"What we also do is we phone up friends in different countries and speak to them. But otherwise, we just stay at home and read or go for a walk... it's just any other day. We refuse to be bamboozled into Christmas."
They will watch King Charles's message, though. "I'm very fond of him, I really like him and Camilla, I think they're gorgeous people," Margolyes says.
Has making this programme changed her mind about Christmas in any way?
"I found it very moving when I went to Great Ormond Street, to the hospital, and I realised how much good Dickens did in his lifetime," she says, the great writer having been an early supporter of the hospital.
"When Christmas is combined with looking after those less fortunate, it is hard to refute," she adds. "I was very impressed by what goes on there. So much so I said that I would be an ambassador for it when I come back to England."
As for her own festivities: "I mean, I loved doing it. But no, I think I'm a bit set in my ways now," she concludes. "I mean, I'm 81, I'm allowed to be, I'm stuck in a groove. And I'm not going to change. I won't observe Christmas.
"But I hope that some of the things that we touch on in the programme are going to resonate with people," says Margolyes, who has recently enjoyed success with her travelogue alongside Scottish actor Alan Cumming.
"You know, instead of going down to the pub, go to an old people's home and give someone a present or a sing-song or something – just to cheer people up. If it cheers people up, it's a good thing. So that's what I am in favour of."

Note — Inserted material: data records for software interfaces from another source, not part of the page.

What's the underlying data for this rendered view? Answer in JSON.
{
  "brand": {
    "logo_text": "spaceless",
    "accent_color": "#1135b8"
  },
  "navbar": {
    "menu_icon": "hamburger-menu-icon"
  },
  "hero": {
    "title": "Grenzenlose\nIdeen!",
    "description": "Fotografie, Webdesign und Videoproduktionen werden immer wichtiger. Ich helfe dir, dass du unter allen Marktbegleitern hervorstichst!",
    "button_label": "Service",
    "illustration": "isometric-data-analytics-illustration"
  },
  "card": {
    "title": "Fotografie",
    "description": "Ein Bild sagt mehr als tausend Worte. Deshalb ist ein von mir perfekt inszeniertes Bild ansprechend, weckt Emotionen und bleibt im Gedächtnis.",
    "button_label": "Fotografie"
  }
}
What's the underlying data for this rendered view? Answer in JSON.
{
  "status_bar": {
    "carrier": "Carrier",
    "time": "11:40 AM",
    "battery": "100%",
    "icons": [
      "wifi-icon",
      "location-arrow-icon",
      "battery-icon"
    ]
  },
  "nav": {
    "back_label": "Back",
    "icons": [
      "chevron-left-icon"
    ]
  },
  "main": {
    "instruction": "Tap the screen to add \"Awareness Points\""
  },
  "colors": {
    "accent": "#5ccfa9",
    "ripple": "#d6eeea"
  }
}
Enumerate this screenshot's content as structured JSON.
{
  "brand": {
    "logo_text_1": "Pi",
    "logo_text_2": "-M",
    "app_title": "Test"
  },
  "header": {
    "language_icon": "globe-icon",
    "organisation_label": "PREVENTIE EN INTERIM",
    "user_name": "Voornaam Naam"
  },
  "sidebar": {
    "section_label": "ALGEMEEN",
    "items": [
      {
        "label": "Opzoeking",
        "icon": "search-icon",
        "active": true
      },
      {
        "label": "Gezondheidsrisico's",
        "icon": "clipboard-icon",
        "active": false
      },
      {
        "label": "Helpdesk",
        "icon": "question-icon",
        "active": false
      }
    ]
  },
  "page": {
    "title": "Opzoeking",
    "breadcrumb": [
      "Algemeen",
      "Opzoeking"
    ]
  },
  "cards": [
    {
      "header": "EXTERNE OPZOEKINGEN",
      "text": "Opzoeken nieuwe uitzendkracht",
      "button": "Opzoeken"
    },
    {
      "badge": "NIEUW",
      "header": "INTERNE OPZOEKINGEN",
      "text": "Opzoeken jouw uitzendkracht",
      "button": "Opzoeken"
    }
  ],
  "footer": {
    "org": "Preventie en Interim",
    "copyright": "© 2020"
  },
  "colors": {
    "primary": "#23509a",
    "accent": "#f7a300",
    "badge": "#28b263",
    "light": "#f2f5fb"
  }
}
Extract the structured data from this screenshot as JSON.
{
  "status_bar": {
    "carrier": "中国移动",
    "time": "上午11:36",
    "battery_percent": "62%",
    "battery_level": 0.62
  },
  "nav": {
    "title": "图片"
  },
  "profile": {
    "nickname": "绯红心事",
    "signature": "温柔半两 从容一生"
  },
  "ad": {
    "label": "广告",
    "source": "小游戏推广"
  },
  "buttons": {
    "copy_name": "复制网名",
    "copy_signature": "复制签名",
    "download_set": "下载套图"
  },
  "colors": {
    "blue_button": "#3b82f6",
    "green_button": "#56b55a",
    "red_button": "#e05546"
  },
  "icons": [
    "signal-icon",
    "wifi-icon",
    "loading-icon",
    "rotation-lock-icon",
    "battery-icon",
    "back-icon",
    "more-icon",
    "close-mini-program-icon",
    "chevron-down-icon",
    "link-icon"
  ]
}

She adds: "I think Dickens wanted people to think about Christmas, he wanted to sharpen their moral sense. He wanted to make them better than they were, just as he did with Scrooge.
"And that's what I take away from A Christmas Carol itself, is that we can all be Scrooge, but we can be Scrooge repaired as well."
Miriam's Dickensian Christmas will air on Channel 4 on Tuesday December 20.